■ **Work required**
Filter the entries, keeping every line with the word "mitsuke".

=== Begin Enclosure ===

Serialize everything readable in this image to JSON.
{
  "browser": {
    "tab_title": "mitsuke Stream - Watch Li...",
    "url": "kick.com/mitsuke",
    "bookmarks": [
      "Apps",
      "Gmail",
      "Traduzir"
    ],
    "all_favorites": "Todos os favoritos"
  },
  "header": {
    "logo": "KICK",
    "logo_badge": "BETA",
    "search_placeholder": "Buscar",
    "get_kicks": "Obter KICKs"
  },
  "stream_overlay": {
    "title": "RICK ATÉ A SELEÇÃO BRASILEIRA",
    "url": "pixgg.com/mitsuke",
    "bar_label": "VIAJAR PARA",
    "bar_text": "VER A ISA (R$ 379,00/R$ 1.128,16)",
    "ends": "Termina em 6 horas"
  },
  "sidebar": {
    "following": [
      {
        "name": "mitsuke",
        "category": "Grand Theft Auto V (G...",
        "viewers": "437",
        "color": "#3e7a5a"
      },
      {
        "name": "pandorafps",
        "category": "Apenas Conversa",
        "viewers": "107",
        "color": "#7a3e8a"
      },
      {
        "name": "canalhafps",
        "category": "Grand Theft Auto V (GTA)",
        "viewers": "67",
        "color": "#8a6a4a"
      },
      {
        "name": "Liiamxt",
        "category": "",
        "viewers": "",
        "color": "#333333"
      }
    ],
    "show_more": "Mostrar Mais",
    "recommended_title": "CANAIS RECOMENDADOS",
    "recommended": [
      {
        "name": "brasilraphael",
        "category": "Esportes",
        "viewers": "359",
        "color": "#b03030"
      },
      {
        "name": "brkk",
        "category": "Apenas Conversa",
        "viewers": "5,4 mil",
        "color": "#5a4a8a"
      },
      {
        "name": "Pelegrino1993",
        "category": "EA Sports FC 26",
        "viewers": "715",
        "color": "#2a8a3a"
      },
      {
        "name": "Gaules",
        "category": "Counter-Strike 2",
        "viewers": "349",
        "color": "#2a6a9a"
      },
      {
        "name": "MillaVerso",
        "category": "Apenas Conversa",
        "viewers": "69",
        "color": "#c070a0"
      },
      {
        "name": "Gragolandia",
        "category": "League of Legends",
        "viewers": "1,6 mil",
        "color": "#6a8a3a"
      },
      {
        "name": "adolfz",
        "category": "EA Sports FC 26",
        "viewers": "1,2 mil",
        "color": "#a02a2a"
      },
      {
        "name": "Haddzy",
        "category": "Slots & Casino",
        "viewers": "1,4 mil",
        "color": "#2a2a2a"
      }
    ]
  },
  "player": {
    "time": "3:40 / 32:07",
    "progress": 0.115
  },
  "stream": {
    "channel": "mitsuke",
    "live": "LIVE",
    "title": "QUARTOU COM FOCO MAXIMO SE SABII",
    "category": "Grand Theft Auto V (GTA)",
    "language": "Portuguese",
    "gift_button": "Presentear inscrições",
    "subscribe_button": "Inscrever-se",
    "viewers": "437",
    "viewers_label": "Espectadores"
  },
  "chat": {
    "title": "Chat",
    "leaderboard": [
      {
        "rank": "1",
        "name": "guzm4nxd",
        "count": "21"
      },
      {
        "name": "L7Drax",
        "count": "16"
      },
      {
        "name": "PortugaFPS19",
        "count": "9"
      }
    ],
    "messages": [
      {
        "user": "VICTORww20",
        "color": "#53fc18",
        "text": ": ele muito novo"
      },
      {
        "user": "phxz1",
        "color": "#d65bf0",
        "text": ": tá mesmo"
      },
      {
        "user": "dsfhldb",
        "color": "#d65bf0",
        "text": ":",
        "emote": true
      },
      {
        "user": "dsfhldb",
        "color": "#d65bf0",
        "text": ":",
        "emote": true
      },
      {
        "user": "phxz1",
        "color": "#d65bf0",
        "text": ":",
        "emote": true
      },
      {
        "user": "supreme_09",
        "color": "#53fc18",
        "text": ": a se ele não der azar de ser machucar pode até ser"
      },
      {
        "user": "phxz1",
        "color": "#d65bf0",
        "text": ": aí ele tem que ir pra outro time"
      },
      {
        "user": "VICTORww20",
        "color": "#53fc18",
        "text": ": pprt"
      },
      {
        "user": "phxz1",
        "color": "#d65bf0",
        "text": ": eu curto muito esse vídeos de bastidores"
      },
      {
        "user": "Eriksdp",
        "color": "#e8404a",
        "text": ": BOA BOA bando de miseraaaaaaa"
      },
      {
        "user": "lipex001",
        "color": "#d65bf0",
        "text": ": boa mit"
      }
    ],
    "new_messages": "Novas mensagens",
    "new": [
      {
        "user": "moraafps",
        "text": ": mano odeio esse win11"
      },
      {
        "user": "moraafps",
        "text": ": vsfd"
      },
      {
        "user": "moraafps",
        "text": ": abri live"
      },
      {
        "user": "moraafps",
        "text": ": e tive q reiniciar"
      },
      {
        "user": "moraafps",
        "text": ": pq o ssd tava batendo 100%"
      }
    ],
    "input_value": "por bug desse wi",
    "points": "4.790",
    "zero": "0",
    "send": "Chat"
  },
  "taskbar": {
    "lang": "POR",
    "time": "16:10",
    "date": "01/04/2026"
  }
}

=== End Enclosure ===
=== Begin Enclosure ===

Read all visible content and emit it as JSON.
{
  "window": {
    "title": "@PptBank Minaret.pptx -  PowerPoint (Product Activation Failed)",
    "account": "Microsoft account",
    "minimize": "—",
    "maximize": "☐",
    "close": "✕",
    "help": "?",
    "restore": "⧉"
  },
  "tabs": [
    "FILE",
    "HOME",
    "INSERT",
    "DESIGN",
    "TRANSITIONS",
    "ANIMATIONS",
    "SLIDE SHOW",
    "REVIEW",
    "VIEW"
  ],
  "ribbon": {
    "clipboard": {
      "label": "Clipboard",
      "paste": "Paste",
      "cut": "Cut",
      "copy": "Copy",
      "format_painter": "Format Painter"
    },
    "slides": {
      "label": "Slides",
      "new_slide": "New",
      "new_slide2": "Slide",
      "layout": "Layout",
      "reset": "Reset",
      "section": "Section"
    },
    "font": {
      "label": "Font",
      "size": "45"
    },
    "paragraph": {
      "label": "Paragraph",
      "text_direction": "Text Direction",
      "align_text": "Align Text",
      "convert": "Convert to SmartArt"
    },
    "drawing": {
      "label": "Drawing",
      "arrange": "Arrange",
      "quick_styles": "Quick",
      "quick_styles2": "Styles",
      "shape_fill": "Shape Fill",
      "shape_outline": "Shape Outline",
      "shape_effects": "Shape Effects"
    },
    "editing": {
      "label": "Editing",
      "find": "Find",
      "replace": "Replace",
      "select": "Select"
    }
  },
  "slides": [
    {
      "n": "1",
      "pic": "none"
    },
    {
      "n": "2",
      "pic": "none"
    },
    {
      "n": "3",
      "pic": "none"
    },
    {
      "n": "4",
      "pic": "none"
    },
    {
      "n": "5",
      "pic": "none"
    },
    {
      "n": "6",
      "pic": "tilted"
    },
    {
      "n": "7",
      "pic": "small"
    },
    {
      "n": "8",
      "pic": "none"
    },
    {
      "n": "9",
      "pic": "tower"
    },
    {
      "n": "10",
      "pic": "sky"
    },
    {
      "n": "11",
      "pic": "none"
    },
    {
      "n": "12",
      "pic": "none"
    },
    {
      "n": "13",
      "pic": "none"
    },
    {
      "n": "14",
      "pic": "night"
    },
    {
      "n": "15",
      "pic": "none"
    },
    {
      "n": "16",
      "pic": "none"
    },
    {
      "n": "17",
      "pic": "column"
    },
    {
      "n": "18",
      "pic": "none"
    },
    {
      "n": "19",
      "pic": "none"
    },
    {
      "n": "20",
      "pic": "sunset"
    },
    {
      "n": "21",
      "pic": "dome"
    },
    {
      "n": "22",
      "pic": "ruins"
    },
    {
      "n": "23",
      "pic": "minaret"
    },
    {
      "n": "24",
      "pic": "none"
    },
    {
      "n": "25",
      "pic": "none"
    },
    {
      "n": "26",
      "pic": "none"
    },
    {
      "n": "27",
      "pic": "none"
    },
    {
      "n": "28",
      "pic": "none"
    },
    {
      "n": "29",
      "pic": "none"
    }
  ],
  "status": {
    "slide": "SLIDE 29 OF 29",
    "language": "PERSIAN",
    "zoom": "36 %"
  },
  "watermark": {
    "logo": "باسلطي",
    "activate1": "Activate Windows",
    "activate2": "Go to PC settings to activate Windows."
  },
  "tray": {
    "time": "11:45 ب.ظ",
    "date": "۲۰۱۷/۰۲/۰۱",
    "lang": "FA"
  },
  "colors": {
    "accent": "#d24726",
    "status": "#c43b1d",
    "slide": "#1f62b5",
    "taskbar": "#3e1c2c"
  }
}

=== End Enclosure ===
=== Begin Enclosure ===

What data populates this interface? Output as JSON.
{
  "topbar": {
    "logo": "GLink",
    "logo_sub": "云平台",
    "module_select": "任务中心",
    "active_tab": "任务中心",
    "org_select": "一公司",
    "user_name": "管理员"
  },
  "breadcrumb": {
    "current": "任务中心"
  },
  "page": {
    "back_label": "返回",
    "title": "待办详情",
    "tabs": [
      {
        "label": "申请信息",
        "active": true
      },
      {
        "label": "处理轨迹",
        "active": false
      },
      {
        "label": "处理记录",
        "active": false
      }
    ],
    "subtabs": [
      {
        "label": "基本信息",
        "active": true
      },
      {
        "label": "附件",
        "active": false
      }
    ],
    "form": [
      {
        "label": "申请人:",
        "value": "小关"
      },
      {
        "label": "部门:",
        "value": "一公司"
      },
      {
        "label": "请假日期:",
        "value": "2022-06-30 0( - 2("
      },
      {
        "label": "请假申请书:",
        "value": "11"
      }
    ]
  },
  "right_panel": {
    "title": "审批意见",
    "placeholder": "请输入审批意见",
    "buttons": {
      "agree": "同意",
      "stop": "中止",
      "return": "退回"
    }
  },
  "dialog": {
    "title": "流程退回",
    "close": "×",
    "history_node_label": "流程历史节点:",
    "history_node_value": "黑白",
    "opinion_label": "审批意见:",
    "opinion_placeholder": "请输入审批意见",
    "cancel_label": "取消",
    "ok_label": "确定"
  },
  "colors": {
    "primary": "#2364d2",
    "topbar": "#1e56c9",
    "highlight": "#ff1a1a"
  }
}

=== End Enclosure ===

■ **Problem solution**
    "tab_title": "mitsuke Stream - Watch Li...",
    "url": "kick.com/mitsuke",
    "url": "pixgg.com/mitsuke",
        "name": "mitsuke",
    "channel": "mitsuke",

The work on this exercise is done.